Etta James had the right idea with A Sunday Kind of Love.

I’m not alone here, am I?

These biscotti fit right in this Sunday. A happy addition to a breakfast of the world’s best scrambled eggs – thanks to Danny – and some coffee.

I baked these on Saturday and kept the cookies on the small side, which allows for the satisfaction of eating two or three cookies with coffee or tea.

I planned on using hazelnuts until I couldn’t find them at Publix. But figs and walnuts (a common pair) go very well together. Toasting the walnuts is definitely worth the extra step as it enhances the flavor of the entire cookie.

I added cinnamon because I like seeing the tiny flecks in the dough, and I tend to throw it in to so many baked things.

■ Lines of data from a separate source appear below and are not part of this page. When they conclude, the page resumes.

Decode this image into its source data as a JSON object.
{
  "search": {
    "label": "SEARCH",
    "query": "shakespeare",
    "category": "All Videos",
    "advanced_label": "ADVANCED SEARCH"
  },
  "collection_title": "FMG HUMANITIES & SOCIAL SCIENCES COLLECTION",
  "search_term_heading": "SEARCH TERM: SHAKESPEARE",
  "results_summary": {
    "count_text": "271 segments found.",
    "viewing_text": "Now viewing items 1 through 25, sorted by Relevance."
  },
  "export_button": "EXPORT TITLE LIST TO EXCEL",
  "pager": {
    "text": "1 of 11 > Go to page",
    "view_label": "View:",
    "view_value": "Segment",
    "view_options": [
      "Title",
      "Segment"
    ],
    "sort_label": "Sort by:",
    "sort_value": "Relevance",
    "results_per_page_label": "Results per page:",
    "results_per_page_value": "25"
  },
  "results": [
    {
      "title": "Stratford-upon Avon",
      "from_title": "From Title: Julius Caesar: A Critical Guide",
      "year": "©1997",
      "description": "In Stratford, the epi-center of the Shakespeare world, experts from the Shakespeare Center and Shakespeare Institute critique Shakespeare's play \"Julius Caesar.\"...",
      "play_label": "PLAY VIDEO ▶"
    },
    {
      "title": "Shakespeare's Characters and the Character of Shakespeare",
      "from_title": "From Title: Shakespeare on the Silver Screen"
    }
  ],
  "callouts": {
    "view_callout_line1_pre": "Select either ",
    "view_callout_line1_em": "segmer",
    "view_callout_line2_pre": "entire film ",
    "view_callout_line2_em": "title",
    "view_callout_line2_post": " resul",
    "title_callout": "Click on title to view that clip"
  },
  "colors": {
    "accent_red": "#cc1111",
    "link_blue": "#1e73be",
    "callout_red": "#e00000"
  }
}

Sweetness is not the first thing that hits you with these biscotti, which I very much appreciate. Fig and walnut is not the conspicuous combination of cranberry and pistachio (another favorite) but the two really do complement each other.

These are easy like Sunday morning. But you can bet they’re good any time.

fig and walnut biscotti

makes about 2 dozen cookies, adapted from “How to Cook Everything” by Mark Bittman

  • 4 tablespoons (1/2 stick) unsalted butter, plus more for greasing baking sheets
  • 3/4 cup dark brown sugar
  • 3 eggs
  • 1 teaspoon vanilla extract
  • 2 cups all-purpose flour, plus more for baking sheets
  • 1 teaspoon baking powder
  • 1 teaspoon cinnamon
  • a pinch of salt
  • 1/2 cup chopped figs (about 8 dried Mission figs)
  • 1 cup chopped toasted walnuts (a 6-ounce bag is more than enough)

Heat oven to 375°F.

Cream the butter and sugar until light and fluffy. Add the eggs one at a time. Make sure each egg is blended in before adding the next one. Add the vanilla extract.

In a bowl, combine the flour, baking powder, cinnamon, and salt. Add the flour mix to the dough little by little, beating until just incorporated. Stir in the chopped figs and chopped walnuts.

Butter two baking sheets and dust them with flour. Flip over the sheets and tap them to remove excess flour.

Divide the dough in half. Shape each half into a 2-inch-wide log. Put each log on a baking sheet.

Bake for 25 to 30 minutes or just until the logs are golden and starting to crack on top. Definitely check them before that time to be sure they don’t overcook. Set the logs aside to cool, and lower the oven temperature to 250°F.

Once the logs aren’t too hot to handle, use a serrated knife to cut each diagonally into 1/2-inch-thick slices.

Put the slices on the baking sheets and back in the oven for 15 to 20 minutes, turning once.

Let the cookies cool a bit before enjoying with coffee.

Note: Mark Bittman advises to add a tablespoon of milk or two if you need it to bring the dough together after adding the dry ingredients, but I didn’t have this problem. Biscotti will keep in an airtight container for several days. Next time I’d pull the logs before the 25-minute mark. They were a bit more done than I’d prefer. Also, 1 1/2 cups (or 6 oz.) of whole walnuts is more than enough to give you 1 cup of chopped walnuts.